North Korea's top negotiator denounced the South Korean government as "ignorant and incompetent" Thursday, the latest in a series of recent inflammatory statements from Pyongyang after it suddenly canceled talks with its southern neighbor amid U.S.-South Korean combat drills.
South Korea is pushing to keep the planned summit between North Korean leader Kim Jong Un and U.S. President Donald Trump on track after Pyongyang warned it might call off the meeting over U.S. demands that it dismantle its nuclear weapons program.
But the latest comments from Ri Son Gwon, chairman of the North's Committee for the Peaceful Reunification of the Country, cast doubt on Pyongyang's confidence in the South's ability to help navigate the summit preparation process.

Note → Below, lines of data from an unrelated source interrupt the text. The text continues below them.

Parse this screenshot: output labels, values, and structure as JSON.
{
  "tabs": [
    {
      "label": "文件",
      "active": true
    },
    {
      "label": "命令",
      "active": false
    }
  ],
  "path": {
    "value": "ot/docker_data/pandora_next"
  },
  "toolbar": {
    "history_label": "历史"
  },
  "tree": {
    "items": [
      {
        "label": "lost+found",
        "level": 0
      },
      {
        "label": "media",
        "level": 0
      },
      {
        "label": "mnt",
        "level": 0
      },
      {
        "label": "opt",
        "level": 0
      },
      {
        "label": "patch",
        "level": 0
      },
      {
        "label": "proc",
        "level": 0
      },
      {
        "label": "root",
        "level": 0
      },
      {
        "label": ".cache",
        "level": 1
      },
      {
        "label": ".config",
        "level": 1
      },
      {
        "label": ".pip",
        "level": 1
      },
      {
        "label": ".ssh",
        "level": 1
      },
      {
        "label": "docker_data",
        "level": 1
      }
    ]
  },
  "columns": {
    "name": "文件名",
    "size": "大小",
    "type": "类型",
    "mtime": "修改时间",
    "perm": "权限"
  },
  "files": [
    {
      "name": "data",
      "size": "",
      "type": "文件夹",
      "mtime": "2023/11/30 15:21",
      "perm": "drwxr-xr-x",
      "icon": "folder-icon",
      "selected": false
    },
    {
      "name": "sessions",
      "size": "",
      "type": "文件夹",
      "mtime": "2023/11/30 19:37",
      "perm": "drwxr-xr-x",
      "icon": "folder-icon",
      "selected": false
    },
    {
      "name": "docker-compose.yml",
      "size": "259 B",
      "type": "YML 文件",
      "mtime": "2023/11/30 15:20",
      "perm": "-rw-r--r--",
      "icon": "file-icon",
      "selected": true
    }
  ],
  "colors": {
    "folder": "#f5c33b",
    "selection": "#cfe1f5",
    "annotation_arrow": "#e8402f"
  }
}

"On this opportunity, the present South Korean authorities have been clearly proven to be an ignorant and incompetent group devoid of the elementary sense of the present situation," Ri said, according to the North's official Korean Central News Agency.
Ri blasted the South for participating in the military exercises and for allowing "human scum to hurt the dignity of the supreme leadership of the DPRK [Democratic People's Republic of Korea] and its social system," the news agency reported.
"Unless the serious situation which led to the suspension of the North-South high-level talks is settled, it will never be easy to sit face to face again with the present regime of South Korea," Ri said.
South Korea's National Security Council issued a statement Thursday pledging to "closely coordinate the countries' positions through various channels" among Seoul, Washington and Pyongyang to ensure the summit "be held successfully under the spirit of mutual respect."
The fate of the June 12 summit in Singapore was thrown into doubt Wednesday after North Korean First Vice Foreign Minister Kim Kye Gwan said Pyongyang would have to "reconsider" whether to take part in the summit if the United States continued to demand that the regime unilaterally abandon its nuclear weapons arsenal.
Trump tried to reassure Kim on Thursday, telling reporters at the White House he would not apply the model used in Libya 15 years ago: disarmament in exchange for the promise of global economic integration.
"He'll get protections that will be very strong," the president said. He warned that the Libyan model "will take place if we don't make a deal, most likely, but I think Kim Jong Un is going to be very happy."
Trump's remarks about the Libyan model contradicted those of new national security adviser John Bolton, the architect of Libya's denuclearization, who said recently it should be the template for planned summit.
Trump also said the second recent meeting between Chinese President President Xi Jinping and Kim seemed to be behind North Korea's shifting positions on the summit.
"There has been a big difference since they had the second meeting," Trump said, adding, "President Xi could be influencing Kim Jong Un."
White House press secretary Sarah Sanders said at her daily White House media briefing Thursday, "We're certainly prepared to have the meeting, but if not, that's OK, too." She said in the absence of any agreements with North Korea should the summit take place, "we will continue the maximum pressure campaign" of economic sanctions against Pyongyang.
The North Korean statement was the third in the past few days that appeared to erode a period of improved relations between North Korea and South Korea and the United States. The high-level North-South talks, which the North canceled because of the U.S.-South Korean military exercises, had been scheduled for Wednesday.
Pentagon spokeswoman Dana White told reporters Thursday that there had been no discussions about curtailing drills, despite the fact that they jeopardize the planned summit.
"There has been no talk of reducing anything. There has been no talk of changing our scope," White said.
State Department spokeswoman Heather Nauert pointed out that Kim has said he understands and appreciates the importance of such exercises to the United States. She said that for now, the United States was proceeding with plans for the summit with Kim.
But others who have worked closely with the North over the years say there are hardliners who may want to sabotage diplomatic negotiations they believe could imperil the Kim dynasty.
Seoul said Wednesday's talks between the North and South were to have focused on demilitarization and plans to formally end the Korean War that occurred in the early 1950s.
VOA's Steve Herman and Michael Bowman contributed to this report.